The only thing that is guaranteed is that we will all die someday. What we are not guaranteed is when or how we will die. What I find fascinating about Santa Muerte and her devotees, is the idea that she will always win in the end. In Medieval Europe, they had a popular phrase, Memento Mori, which translates as “remember that you have to die”. While used predominantly in a Christian context at the time, the phrase is still a powerful one worth meditating on. Death will eventually collect her prize – one of the only absolute truths. Being confronted with our own death and that of others can drastically change how we view the world.
As a society, we do not like to contemplate our own deaths or that of others, but I feel that confronting the fact that we will all someday die is important work. When I say contemplating death, I don’t mean having suicidal thoughts or thinking of harming others. If you’re having either of these thoughts, please reach out for help.

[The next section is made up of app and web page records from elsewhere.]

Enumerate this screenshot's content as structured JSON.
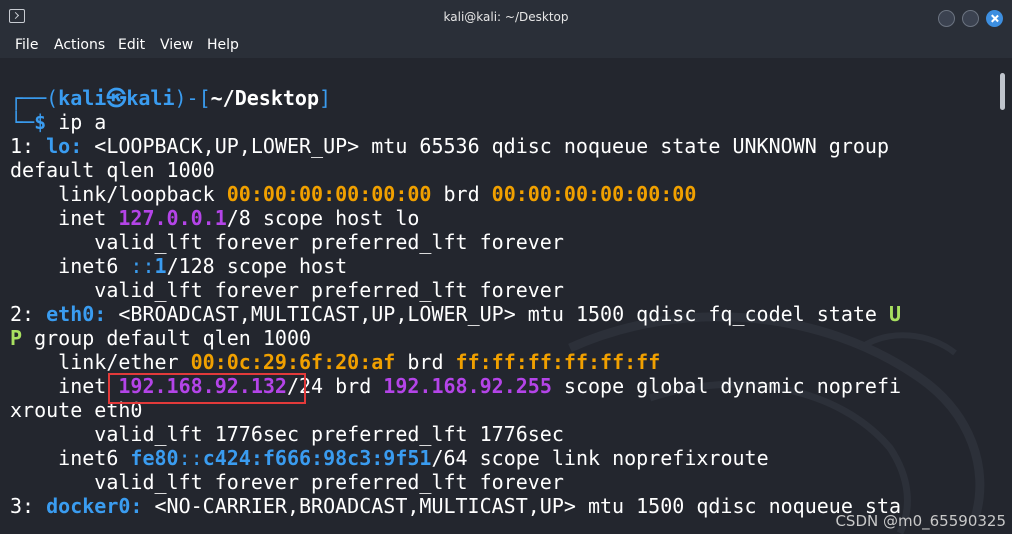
{
  "window": {
    "title": "kali@kali: ~/Desktop"
  },
  "menu": [
    "File",
    "Actions",
    "Edit",
    "View",
    "Help"
  ],
  "prompt": {
    "box_top": "┌──(",
    "user": "kali",
    "at": "㉿",
    "host": "kali",
    "sep": ")-[",
    "path": "~/Desktop",
    "close": "]",
    "box_bottom": "└─",
    "dollar": "$",
    "command": "ip a"
  },
  "output": {
    "l1_num": "1: ",
    "l1_if": "lo:",
    "l1_rest": " <LOOPBACK,UP,LOWER_UP> mtu 65536 qdisc noqueue state UNKNOWN group",
    "l2": "default qlen 1000",
    "l3_pre": "    link/loopback ",
    "l3_mac": "00:00:00:00:00:00",
    "l3_mid": " brd ",
    "l3_brd": "00:00:00:00:00:00",
    "l4_pre": "    inet ",
    "l4_ip": "127.0.0.1",
    "l4_rest": "/8 scope host lo",
    "l5": "       valid_lft forever preferred_lft forever",
    "l6_pre": "    inet6 ",
    "l6_a": "::",
    "l6_b": "1",
    "l6_rest": "/128 scope host",
    "l7": "       valid_lft forever preferred_lft forever",
    "l8_num": "2: ",
    "l8_if": "eth0:",
    "l8_rest": " <BROADCAST,MULTICAST,UP,LOWER_UP> mtu 1500 qdisc fq_codel state ",
    "l8_state": "U",
    "l9_state": "P",
    "l9_rest": " group default qlen 1000",
    "l10_pre": "    link/ether ",
    "l10_mac": "00:0c:29:6f:20:af",
    "l10_mid": " brd ",
    "l10_brd": "ff:ff:ff:ff:ff:ff",
    "l11_pre": "    inet ",
    "l11_ip": "192.168.92.132",
    "l11_mid": "/24 brd ",
    "l11_brd": "192.168.92.255",
    "l11_rest": " scope global dynamic noprefi",
    "l12": "xroute eth0",
    "l13": "       valid_lft 1776sec preferred_lft 1776sec",
    "l14_pre": "    inet6 ",
    "l14_a": "fe80",
    "l14_b": "::",
    "l14_c": "c424:f666:98c3:9f51",
    "l14_rest": "/64 scope link noprefixroute",
    "l15": "       valid_lft forever preferred_lft forever",
    "l16_num": "3: ",
    "l16_if": "docker0:",
    "l16_rest": " <NO-CARRIER,BROADCAST,MULTICAST,UP> mtu 1500 qdisc noqueue sta"
  },
  "watermark": "CSDN @m0_65590325",
  "colors": {
    "prompt_blue": "#3a9cf0",
    "mac_orange": "#f0a000",
    "ip_purple": "#b444e8",
    "state_green": "#a8e060",
    "highlight_red": "#e23a3a"
  }
}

What I mean is that as odd as it may sound at first, confronting and coming to terms with the fact that someday you and everyone you’ve ever known will die can allow you to live better. When you realize how limited your time here is, as well as those that you love, it can drastically shift how you interact with the world itself and allow you to fully engage it.
We are creatures who ignore the fact that our time here is fleeting, and as such, procrastinate on many things. Things that would fill us with regrets if we never accomplished. This is perhaps why ghosts are often explained as having unfinished business that’s preventing them from moving on – a notion that I’m not entirely sure that I believe or not. A notion that is nonetheless poetically powerful.
I lost someone very close to me a few years back during a period when we weren’t talking over something so insanely petty and stupid. This person and I were joined at the hip, there was nowhere she would go alone where they wouldn’t ask where I was and vice versa. We were a pair and everyone just expected to see us together and on some level, I believe soulmates (a term which I don’t identify as being romantic or sexual).
When she died I felt like part of me died. She came to me in dreams for days before her death and then said goodbye to me in the last dream, which turned to be the night that she had taken her life. I never got to tell her how much she meant to me, how much I loved her, and how much I hated our growing apart.
I have made it a point to constantly tell the people I love just how much I love them, why they’re amazing, and why I appreciate them. Some people from the outside may see this as me trying to flatter someone, kiss ass, or manipulate them. That’s not the case in the least. I just refuse to make the same mistake of never letting someone know what they mean to me, how I view them, and the impact that they’ve made in my life ever again.
The other major lesson that it taught me was that life is too short to not be authentically you (“warts and all”) and to follow your dreams and passion. It was almost immediately after her passing that I came out as gay to my family. While they all knew on some level, it was a giant game of don’t-ask-don’t-tell, which blocked me from genuinely connecting with them and letting them into my life. It was also during this time that I decided that I wanted to devote myself to my passions: metaphysics, spirituality, and occultism. However, it took many years to actually jump into that, but the decision was made and I asked for the path to be cleared for me, which it was.
What would you regret not being able to do before you die? What would you regret not saying to someone if you or they died? What impact on the world do you want to make? What kind of person do you want people to remember when you die? These questions can drastically change you as a person and as a result, your life.